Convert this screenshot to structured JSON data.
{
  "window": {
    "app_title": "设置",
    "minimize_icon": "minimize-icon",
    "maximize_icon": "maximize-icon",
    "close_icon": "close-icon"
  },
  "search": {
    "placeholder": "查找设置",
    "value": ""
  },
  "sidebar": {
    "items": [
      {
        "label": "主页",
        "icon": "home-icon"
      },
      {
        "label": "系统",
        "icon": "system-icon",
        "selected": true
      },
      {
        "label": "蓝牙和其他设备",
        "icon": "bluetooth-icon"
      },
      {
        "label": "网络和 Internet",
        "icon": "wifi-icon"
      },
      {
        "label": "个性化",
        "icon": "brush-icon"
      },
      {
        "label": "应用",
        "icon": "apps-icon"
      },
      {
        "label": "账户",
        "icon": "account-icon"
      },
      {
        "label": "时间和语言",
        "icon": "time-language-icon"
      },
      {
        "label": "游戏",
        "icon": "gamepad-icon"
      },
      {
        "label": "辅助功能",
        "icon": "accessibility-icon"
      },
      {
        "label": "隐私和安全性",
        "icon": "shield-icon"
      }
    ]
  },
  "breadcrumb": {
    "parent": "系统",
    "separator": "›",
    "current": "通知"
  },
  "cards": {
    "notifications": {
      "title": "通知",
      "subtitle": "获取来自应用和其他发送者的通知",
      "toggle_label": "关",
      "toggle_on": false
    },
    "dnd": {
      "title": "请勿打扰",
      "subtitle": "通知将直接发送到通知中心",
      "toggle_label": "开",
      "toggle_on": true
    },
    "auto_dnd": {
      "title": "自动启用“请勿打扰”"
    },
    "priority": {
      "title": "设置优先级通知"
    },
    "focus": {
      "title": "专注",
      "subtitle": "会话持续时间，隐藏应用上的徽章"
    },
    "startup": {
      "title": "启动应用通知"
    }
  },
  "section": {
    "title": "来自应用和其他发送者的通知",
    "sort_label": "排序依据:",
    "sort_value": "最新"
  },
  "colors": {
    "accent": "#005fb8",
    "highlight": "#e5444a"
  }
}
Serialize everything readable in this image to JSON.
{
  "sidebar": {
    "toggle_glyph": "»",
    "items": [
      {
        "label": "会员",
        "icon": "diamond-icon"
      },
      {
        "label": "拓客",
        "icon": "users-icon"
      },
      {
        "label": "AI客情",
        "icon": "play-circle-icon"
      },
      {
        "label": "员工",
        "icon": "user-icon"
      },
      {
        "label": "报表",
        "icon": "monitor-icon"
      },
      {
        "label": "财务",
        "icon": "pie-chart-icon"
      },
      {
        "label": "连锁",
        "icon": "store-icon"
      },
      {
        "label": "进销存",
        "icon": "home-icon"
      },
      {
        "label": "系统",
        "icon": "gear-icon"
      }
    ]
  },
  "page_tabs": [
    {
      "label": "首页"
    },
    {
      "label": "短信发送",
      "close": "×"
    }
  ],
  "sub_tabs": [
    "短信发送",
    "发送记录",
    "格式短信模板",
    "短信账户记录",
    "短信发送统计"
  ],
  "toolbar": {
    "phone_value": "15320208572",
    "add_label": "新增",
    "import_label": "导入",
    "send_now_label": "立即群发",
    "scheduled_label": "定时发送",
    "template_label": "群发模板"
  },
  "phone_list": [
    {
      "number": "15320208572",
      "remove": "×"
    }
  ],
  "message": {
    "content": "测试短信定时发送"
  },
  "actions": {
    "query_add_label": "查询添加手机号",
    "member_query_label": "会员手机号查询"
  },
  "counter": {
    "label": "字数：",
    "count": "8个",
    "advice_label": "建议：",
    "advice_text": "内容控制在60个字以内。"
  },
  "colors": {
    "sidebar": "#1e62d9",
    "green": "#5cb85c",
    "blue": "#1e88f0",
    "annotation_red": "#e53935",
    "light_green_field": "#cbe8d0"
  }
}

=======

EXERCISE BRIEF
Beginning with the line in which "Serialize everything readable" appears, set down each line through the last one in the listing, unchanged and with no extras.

EXERCISE SOLUTION
Serialize everything readable in this image to JSON.
{
  "sidebar": {
    "toggle_glyph": "»",
    "items": [
      {
        "label": "会员",
        "icon": "diamond-icon"
      },
      {
        "label": "拓客",
        "icon": "users-icon"
      },
      {
        "label": "AI客情",
        "icon": "play-circle-icon"
      },
      {
        "label": "员工",
        "icon": "user-icon"
      },
      {
        "label": "报表",
        "icon": "monitor-icon"
      },
      {
        "label": "财务",
        "icon": "pie-chart-icon"
      },
      {
        "label": "连锁",
        "icon": "store-icon"
      },
      {
        "label": "进销存",
        "icon": "home-icon"
      },
      {
        "label": "系统",
        "icon": "gear-icon"
      }
    ]
  },
  "page_tabs": [
    {
      "label": "首页"
    },
    {
      "label": "短信发送",
      "close": "×"
    }
  ],
  "sub_tabs": [
    "短信发送",
    "发送记录",
    "格式短信模板",
    "短信账户记录",
    "短信发送统计"
  ],
  "toolbar": {
    "phone_value": "15320208572",
    "add_label": "新增",
    "import_label": "导入",
    "send_now_label": "立即群发",
    "scheduled_label": "定时发送",
    "template_label": "群发模板"
  },
  "phone_list": [
    {
      "number": "15320208572",
      "remove": "×"
    }
  ],
  "message": {
    "content": "测试短信定时发送"
  },
  "actions": {
    "query_add_label": "查询添加手机号",
    "member_query_label": "会员手机号查询"
  },
  "counter": {
    "label": "字数：",
    "count": "8个",
    "advice_label": "建议：",
    "advice_text": "内容控制在60个字以内。"
  },
  "colors": {
    "sidebar": "#1e62d9",
    "green": "#5cb85c",
    "blue": "#1e88f0",
    "annotation_red": "#e53935",
    "light_green_field": "#cbe8d0"
  }
}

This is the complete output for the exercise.